The reason? We can never take over another person’s freedom to choose. Once we understand this, we never go back to thinking we can. We get in touch with the way God has designed the universe. People are not robots; they are free to choose what they want and what they will do and what they won’t do.
When we realize that, we stop trying to do what will never work, which is trying to change people into something they do not want to be or convince them to do something they do not want to do. It never works. While we can influence them, ultimately we cannot change them.
The individual situations where this dynamic exists are endless. Consider relationships that you may have with these types of people:
- A critical person who withholds approval
- An addicted person who refuses to get sober
- An irresponsible person who does not do what should be done
- An employee who is not performing up to standards
- A person who is not investing in a relationship
- A parent whom you wish would be different
- An adult child you wish would grow up and make better choices

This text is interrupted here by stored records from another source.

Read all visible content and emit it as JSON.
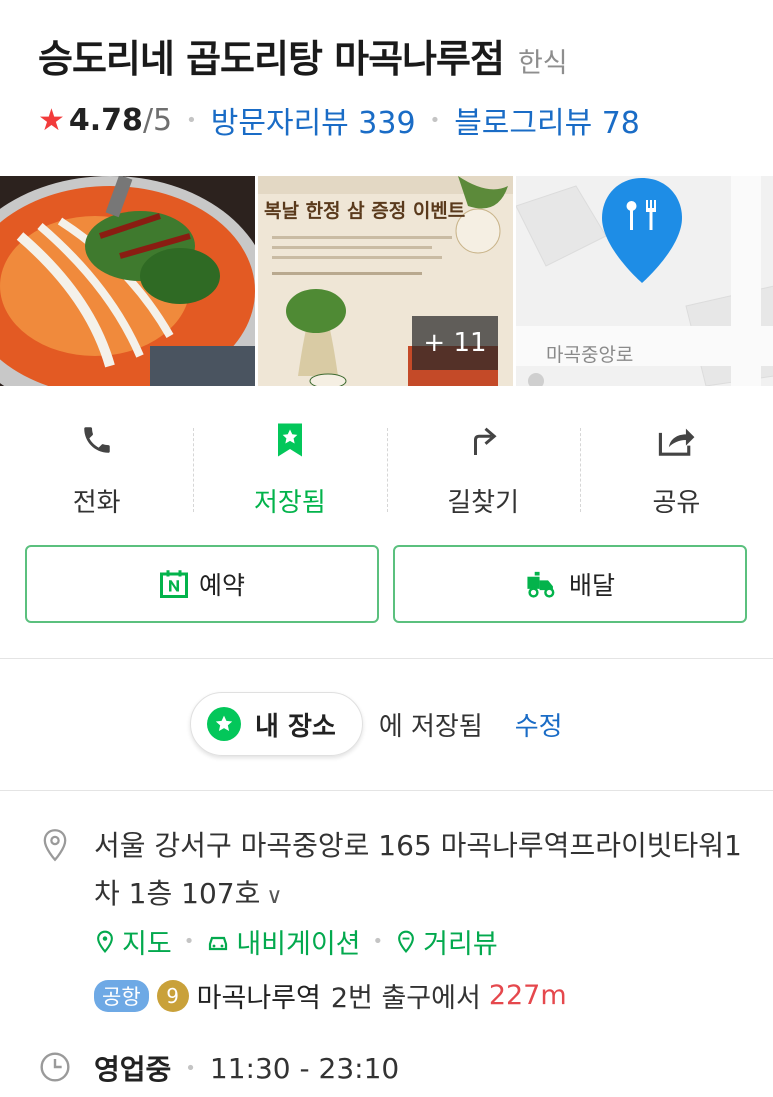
{
  "place": {
    "name": "승도리네 곱도리탕 마곡나루점",
    "category": "한식",
    "rating_value": "4.78",
    "rating_max": "/5",
    "visitor_reviews": "방문자리뷰 339",
    "blog_reviews": "블로그리뷰 78"
  },
  "photos": {
    "promo_title": "복날 한정 삼 증정 이벤트",
    "more_count": "+ 11",
    "map_road_label": "마곡중앙로"
  },
  "actions": [
    {
      "label": "전화",
      "icon": "phone-icon"
    },
    {
      "label": "저장됨",
      "icon": "bookmark-star-icon"
    },
    {
      "label": "길찾기",
      "icon": "directions-icon"
    },
    {
      "label": "공유",
      "icon": "share-icon"
    }
  ],
  "buttons": {
    "reserve": "예약",
    "delivery": "배달"
  },
  "saved": {
    "list_name": "내 장소",
    "saved_text": "에 저장됨",
    "edit": "수정"
  },
  "info": {
    "address": "서울 강서구 마곡중앙로 165 마곡나루역프라이빗타워1차 1층 107호",
    "address_toggle": "∨",
    "map_link": "지도",
    "navi_link": "내비게이션",
    "street_link": "거리뷰",
    "airport_badge": "공항",
    "line_number": "9",
    "station": "마곡나루역",
    "exit_text": "2번 출구에서",
    "distance": "227m",
    "open_status": "영업중",
    "hours": "11:30 - 23:10"
  },
  "colors": {
    "accent_green": "#03c75a",
    "link_blue": "#1a6cc6",
    "rating_red": "#f23b3b",
    "distance_red": "#e5484d"
  }
}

- A business partner or coworker who is not matching your effort
God’s Way of Dealing with Difficult People
There is nothing in God’s Word that says we should not try to influence others to change. In fact it is the opposite: He tells us to try everything possible to get people to choose to change. Nowhere does God say that we should not confront people about destructive or pain-causing patterns. Never does he say we should be okay with people being hurtful or irresponsible. In fact, he says the opposite in many places. He says that if someone is living in a destructive way, we should try to help.

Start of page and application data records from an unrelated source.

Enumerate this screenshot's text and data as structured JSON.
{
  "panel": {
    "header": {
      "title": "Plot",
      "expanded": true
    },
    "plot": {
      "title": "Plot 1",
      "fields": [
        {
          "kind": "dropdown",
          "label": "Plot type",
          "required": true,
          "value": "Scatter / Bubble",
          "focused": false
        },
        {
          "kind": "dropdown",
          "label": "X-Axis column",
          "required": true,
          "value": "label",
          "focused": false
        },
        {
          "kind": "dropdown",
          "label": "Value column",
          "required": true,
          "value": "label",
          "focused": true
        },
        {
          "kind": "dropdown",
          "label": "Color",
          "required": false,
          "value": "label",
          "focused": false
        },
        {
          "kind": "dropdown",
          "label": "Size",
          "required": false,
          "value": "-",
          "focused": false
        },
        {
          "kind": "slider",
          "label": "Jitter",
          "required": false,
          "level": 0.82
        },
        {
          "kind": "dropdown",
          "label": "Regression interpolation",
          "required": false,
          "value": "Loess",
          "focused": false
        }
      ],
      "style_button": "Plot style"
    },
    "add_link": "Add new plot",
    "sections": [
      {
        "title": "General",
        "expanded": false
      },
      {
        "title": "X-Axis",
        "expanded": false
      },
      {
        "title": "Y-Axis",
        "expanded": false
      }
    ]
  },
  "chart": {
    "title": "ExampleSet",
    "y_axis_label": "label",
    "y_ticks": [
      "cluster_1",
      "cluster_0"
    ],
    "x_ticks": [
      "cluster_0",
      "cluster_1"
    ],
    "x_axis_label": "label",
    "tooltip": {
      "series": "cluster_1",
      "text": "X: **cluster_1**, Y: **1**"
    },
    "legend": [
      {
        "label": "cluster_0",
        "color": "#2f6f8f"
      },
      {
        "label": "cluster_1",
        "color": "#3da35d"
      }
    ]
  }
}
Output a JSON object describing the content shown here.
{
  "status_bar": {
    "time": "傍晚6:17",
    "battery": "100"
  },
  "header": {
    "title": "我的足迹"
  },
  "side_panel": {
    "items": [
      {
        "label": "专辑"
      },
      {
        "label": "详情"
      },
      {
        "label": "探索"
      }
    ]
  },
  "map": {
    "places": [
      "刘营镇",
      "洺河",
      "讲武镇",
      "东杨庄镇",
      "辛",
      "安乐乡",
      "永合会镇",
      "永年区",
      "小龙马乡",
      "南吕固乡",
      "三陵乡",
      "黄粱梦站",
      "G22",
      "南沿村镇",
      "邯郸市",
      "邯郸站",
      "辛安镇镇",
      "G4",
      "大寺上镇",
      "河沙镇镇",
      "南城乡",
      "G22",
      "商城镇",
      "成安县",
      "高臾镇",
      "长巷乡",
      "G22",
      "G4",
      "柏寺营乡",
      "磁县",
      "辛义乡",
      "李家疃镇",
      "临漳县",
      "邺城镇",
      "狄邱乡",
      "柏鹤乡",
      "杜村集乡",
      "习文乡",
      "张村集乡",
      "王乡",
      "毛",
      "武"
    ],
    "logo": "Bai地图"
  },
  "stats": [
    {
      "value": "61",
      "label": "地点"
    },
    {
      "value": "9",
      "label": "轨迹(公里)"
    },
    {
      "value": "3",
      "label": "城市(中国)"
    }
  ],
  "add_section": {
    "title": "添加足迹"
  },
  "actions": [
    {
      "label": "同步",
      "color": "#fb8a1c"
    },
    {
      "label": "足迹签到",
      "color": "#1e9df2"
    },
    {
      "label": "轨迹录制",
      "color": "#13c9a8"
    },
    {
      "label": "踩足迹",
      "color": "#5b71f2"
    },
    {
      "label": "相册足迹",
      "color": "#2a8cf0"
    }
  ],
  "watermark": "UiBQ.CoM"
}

Brothers and sisters, if someone is caught in a sin, you who live by the Spirit should restore that person gently. But watch yourselves, or you may also be tempted.
–Galatians 6:1, NIV
If someone is hurting us, we are to confront them and try to help them see what they are doing, even if we have to put on the pressure by bringing in other people to help:
“If your brother sins against you, go and rebuke him in private.
If he listens to you, you have won your brother. But if he won’t listen, take one or two more with you, so that by the testimony of two or three witnesses every fact may be established.”
–Matthew 18:15-16, HCSB
God is very clear about what he wants in his relationship with us, and he tells us to be clear with each other. He sees it as a good thing to try to influence each other for good:
Rebuke the wise and they will love you.
Instruct the wise and they will be wiser still;
Teach the righteous and they will add to their learning.
–Proverbs 9:8b, NIV
So the principle here is not that we should be passive or hands-off when it comes to relationships. If we love each other, we will try our best to influence each other for good. God protect me from relationships with people who will not be honest with me about what would be good for me to change! I want people to try to get me to choose to get better. Influencing each other for good is not the issue.
The issue is that we must respect the freedom of others to make their own choices. If we do not respect that freedom, we will do two things. First, we will nag or otherwise try to control them, and they will begin to resent us. Second, we will continually frustrate ourselves as we demand that someone be or do what we wish for them when they do not want to. When they resist, we will end up being angry, shaming, guilt-inducing, or resentful–or all of the above. This path destroys love.
The hard thing is to be honest and clear and to take responsibility for our own wishes, realizing that other people are free to do what they want. We can make our best case, we can even invoke consequences for their choices–like when I suggested to Stephanie that if Kyle did not choose to be committed to her, she should say goodbye to him and look elsewhere for what she truly wanted. Sometimes clear consequences are the only thing that will cause someone to make a choice–whether it’s the choice we want or not. But we can’t control whether they make a choice or what choice they make. We can only be the best we can, offer them the best we have, and then allow them to choose.